[Input for this task — start]

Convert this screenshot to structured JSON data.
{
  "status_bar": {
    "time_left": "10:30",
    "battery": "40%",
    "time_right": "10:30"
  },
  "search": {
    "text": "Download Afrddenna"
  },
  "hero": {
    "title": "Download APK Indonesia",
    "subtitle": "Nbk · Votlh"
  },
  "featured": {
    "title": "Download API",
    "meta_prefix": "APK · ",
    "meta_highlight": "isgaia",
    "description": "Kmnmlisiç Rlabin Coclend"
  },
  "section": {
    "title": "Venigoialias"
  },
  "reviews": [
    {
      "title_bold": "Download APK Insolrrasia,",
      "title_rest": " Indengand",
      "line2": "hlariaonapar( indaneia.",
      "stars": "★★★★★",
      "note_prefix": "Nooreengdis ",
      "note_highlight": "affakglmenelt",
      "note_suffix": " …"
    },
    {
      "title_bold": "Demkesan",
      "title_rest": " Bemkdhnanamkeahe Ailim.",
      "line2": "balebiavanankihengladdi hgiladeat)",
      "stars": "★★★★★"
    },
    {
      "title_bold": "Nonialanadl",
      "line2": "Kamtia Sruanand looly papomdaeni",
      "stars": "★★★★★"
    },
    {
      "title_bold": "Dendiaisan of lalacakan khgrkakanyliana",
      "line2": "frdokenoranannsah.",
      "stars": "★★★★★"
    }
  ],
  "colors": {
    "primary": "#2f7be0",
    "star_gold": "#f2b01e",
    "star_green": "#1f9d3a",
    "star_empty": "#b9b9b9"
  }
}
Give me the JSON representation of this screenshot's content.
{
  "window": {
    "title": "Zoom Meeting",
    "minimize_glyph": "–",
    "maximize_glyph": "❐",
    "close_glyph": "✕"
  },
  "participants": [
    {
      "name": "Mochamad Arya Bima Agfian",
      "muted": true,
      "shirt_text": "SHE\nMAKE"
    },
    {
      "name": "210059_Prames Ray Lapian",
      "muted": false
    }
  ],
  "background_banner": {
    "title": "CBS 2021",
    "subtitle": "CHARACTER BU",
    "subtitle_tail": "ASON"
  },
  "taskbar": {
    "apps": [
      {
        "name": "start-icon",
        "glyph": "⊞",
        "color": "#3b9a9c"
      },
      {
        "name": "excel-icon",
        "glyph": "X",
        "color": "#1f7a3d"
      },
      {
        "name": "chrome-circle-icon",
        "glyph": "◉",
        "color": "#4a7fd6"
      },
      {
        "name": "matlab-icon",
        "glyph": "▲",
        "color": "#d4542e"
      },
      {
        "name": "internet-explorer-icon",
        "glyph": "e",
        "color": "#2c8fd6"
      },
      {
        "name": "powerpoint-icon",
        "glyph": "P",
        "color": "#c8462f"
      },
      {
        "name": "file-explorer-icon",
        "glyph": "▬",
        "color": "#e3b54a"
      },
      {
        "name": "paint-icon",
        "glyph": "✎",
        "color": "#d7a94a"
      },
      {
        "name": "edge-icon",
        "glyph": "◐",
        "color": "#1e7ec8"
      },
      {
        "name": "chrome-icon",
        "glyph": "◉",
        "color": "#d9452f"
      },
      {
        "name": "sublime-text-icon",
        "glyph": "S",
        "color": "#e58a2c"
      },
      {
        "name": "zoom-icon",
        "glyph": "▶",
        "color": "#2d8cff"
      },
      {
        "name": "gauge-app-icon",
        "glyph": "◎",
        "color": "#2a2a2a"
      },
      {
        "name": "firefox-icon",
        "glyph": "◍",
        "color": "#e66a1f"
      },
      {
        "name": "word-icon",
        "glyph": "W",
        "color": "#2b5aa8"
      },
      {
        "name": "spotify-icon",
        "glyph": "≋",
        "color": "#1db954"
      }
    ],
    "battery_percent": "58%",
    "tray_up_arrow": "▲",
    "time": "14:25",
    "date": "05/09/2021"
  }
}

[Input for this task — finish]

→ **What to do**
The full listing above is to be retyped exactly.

→ **Reply**
Convert this screenshot to structured JSON data.
{
  "status_bar": {
    "time_left": "10:30",
    "battery": "40%",
    "time_right": "10:30"
  },
  "search": {
    "text": "Download Afrddenna"
  },
  "hero": {
    "title": "Download APK Indonesia",
    "subtitle": "Nbk · Votlh"
  },
  "featured": {
    "title": "Download API",
    "meta_prefix": "APK · ",
    "meta_highlight": "isgaia",
    "description": "Kmnmlisiç Rlabin Coclend"
  },
  "section": {
    "title": "Venigoialias"
  },
  "reviews": [
    {
      "title_bold": "Download APK Insolrrasia,",
      "title_rest": " Indengand",
      "line2": "hlariaonapar( indaneia.",
      "stars": "★★★★★",
      "note_prefix": "Nooreengdis ",
      "note_highlight": "affakglmenelt",
      "note_suffix": " …"
    },
    {
      "title_bold": "Demkesan",
      "title_rest": " Bemkdhnanamkeahe Ailim.",
      "line2": "balebiavanankihengladdi hgiladeat)",
      "stars": "★★★★★"
    },
    {
      "title_bold": "Nonialanadl",
      "line2": "Kamtia Sruanand looly papomdaeni",
      "stars": "★★★★★"
    },
    {
      "title_bold": "Dendiaisan of lalacakan khgrkakanyliana",
      "line2": "frdokenoranannsah.",
      "stars": "★★★★★"
    }
  ],
  "colors": {
    "primary": "#2f7be0",
    "star_gold": "#f2b01e",
    "star_green": "#1f9d3a",
    "star_empty": "#b9b9b9"
  }
}
Give me the JSON representation of this screenshot's content.
{
  "window": {
    "title": "Zoom Meeting",
    "minimize_glyph": "–",
    "maximize_glyph": "❐",
    "close_glyph": "✕"
  },
  "participants": [
    {
      "name": "Mochamad Arya Bima Agfian",
      "muted": true,
      "shirt_text": "SHE\nMAKE"
    },
    {
      "name": "210059_Prames Ray Lapian",
      "muted": false
    }
  ],
  "background_banner": {
    "title": "CBS 2021",
    "subtitle": "CHARACTER BU",
    "subtitle_tail": "ASON"
  },
  "taskbar": {
    "apps": [
      {
        "name": "start-icon",
        "glyph": "⊞",
        "color": "#3b9a9c"
      },
      {
        "name": "excel-icon",
        "glyph": "X",
        "color": "#1f7a3d"
      },
      {
        "name": "chrome-circle-icon",
        "glyph": "◉",
        "color": "#4a7fd6"
      },
      {
        "name": "matlab-icon",
        "glyph": "▲",
        "color": "#d4542e"
      },
      {
        "name": "internet-explorer-icon",
        "glyph": "e",
        "color": "#2c8fd6"
      },
      {
        "name": "powerpoint-icon",
        "glyph": "P",
        "color": "#c8462f"
      },
      {
        "name": "file-explorer-icon",
        "glyph": "▬",
        "color": "#e3b54a"
      },
      {
        "name": "paint-icon",
        "glyph": "✎",
        "color": "#d7a94a"
      },
      {
        "name": "edge-icon",
        "glyph": "◐",
        "color": "#1e7ec8"
      },
      {
        "name": "chrome-icon",
        "glyph": "◉",
        "color": "#d9452f"
      },
      {
        "name": "sublime-text-icon",
        "glyph": "S",
        "color": "#e58a2c"
      },
      {
        "name": "zoom-icon",
        "glyph": "▶",
        "color": "#2d8cff"
      },
      {
        "name": "gauge-app-icon",
        "glyph": "◎",
        "color": "#2a2a2a"
      },
      {
        "name": "firefox-icon",
        "glyph": "◍",
        "color": "#e66a1f"
      },
      {
        "name": "word-icon",
        "glyph": "W",
        "color": "#2b5aa8"
      },
      {
        "name": "spotify-icon",
        "glyph": "≋",
        "color": "#1db954"
      }
    ],
    "battery_percent": "58%",
    "tray_up_arrow": "▲",
    "time": "14:25",
    "date": "05/09/2021"
  }
}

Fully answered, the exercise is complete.